PhD in Human Biology and Evolution
University College London (UCL) has started a new PhD programme in
Human Biology and Evolution. The programme is conveyed by the
Anthropology Department and highlights the scientific and evolutionary
dimensions of Anthropology.
UCL was founded in 1826 and is located at the heart of London. In 2013 UCL was ranked the fourth best university in the world by the QS University Rankings and accumulates a total of 28 Nobel prizes.
The PhD programme in Human Biology and Evolution was designed as a four-year degree, with the aim of developing the academic potential of home and foreigner students with no background in Evolutionary Anthropology. However, students who already have a masters degree in the subject (or similar subjects) may skip the first year, completing the programme in 3 years.

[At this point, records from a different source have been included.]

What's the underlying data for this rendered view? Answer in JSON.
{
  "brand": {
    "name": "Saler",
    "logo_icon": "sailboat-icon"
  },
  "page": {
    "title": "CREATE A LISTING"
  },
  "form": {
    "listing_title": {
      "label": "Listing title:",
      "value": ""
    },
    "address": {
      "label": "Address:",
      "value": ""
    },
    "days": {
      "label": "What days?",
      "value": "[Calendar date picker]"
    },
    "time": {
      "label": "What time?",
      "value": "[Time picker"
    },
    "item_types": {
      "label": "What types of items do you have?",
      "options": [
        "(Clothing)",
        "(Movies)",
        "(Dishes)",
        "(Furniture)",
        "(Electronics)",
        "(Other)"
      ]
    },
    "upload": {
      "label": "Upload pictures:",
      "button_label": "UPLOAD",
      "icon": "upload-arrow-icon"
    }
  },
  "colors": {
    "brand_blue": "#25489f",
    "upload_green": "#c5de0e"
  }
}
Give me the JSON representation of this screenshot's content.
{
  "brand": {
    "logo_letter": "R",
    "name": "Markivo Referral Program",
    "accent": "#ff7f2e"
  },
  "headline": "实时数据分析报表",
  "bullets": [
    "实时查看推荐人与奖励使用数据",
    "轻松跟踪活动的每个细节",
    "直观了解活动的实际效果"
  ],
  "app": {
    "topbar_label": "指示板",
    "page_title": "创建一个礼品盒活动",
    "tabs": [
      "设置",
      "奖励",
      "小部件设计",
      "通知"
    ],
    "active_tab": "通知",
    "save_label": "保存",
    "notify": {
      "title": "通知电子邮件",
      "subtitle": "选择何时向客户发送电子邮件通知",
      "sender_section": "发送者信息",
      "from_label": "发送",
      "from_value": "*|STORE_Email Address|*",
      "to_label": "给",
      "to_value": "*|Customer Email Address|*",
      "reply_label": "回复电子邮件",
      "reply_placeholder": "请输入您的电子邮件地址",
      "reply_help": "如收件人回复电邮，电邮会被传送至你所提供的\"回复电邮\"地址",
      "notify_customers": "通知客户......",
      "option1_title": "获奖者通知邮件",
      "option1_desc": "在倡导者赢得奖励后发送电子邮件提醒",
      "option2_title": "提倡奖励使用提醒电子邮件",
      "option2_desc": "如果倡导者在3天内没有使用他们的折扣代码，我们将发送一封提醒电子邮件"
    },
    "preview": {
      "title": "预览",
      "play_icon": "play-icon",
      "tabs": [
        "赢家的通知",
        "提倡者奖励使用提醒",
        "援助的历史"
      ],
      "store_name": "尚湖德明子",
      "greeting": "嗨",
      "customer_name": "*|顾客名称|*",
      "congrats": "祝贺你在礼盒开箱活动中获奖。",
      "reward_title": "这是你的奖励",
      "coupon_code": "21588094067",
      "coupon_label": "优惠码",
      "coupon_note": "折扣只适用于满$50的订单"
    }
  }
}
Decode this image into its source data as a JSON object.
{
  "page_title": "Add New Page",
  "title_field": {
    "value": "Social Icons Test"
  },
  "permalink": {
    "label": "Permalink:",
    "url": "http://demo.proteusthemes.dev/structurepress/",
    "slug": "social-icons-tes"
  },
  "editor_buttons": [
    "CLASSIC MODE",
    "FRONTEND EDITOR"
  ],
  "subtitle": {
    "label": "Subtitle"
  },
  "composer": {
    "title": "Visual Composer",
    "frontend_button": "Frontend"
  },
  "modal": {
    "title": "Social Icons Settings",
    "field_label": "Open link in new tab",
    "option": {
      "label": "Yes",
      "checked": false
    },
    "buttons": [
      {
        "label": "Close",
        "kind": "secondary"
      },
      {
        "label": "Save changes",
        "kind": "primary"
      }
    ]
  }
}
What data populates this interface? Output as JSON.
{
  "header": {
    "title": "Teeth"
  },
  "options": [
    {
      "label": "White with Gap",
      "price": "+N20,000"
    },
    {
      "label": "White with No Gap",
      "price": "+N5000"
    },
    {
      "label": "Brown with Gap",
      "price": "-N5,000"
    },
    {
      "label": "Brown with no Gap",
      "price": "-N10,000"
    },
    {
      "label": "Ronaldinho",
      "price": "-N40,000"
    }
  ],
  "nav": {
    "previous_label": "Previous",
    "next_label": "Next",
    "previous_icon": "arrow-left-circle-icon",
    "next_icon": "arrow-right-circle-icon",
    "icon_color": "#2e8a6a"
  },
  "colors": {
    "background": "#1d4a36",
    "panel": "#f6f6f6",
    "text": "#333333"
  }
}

During the first year the programme offers courses in statistics, genetics, human evolution, palaeoanthropology, primatology, behavioural ecology and cognition. During the following three years, the research project is developed under the supervision of one of the researcher group leaders from the Evolutionary Anthropology group.
The Evolutionary Anthropology group at UCL hosts six researchers:
Professor Ruth Mace (Human Behavioural Ecology)
Ruth is a Human Behavioural Ecologist with interests in demographic transitions, fertility rates in traditional and Western societies, cultural phylogenetics, and evolution of cooperation. She has been doing fieldwork in China, Gambia and India.
Professor Volker Sommer (Primatology and Evolutionary
Volker studies the evolution of primate social behaviour and primate conservation. He currently runs a fieldwork project in Gashaka, Nigeria, and has previously worked in India and Thailand.
Dr Andrea Migliano (Evolutionary Anthropology)
Andrea studies phenotypic and behavioural evolution of hunter-gatherer populations in Asia, Africa and Brazil. She is the PrincipaI investigator on the project “Hunter-gatherers Resilience” and is currently working with hunter-gatherers in Congo, the Philippines and Brazil.
Dr Lucio Vinicius (Human evolution and quantitative methods)
Lucio is interested in the evolution of brain, language and cognition. He develops computer simulations of human evolutionary processes and applies quantitative methods (mostly in R) to Evolutionary Anthropology. In 2010 Cambridge University press published Lucio’s first book on the evolution of biological complexity.
Dr Christophe Soligo (Primate Evolution)
Christophe worked as a researcher at the Natural History Museum in London. His research focuses on the origins and adaptations of primates. Christophe has also developed new methods to reconstruct primate ancestral environments, and recently has done research on the evolution of primate brain structure.
Contact our Programme coordinators:
The coordinators will discuss possible projects, help you finding the right supervisor, and discuss the application process as well as the possible funding opportunities.
Foreigner students must demonstrate English proficiency to be accepted in the programme:
Request page update
UCL Anthropology, 14 Taviton Street, London, WC1H 0BW Tel: +44 (0)20 7679 8633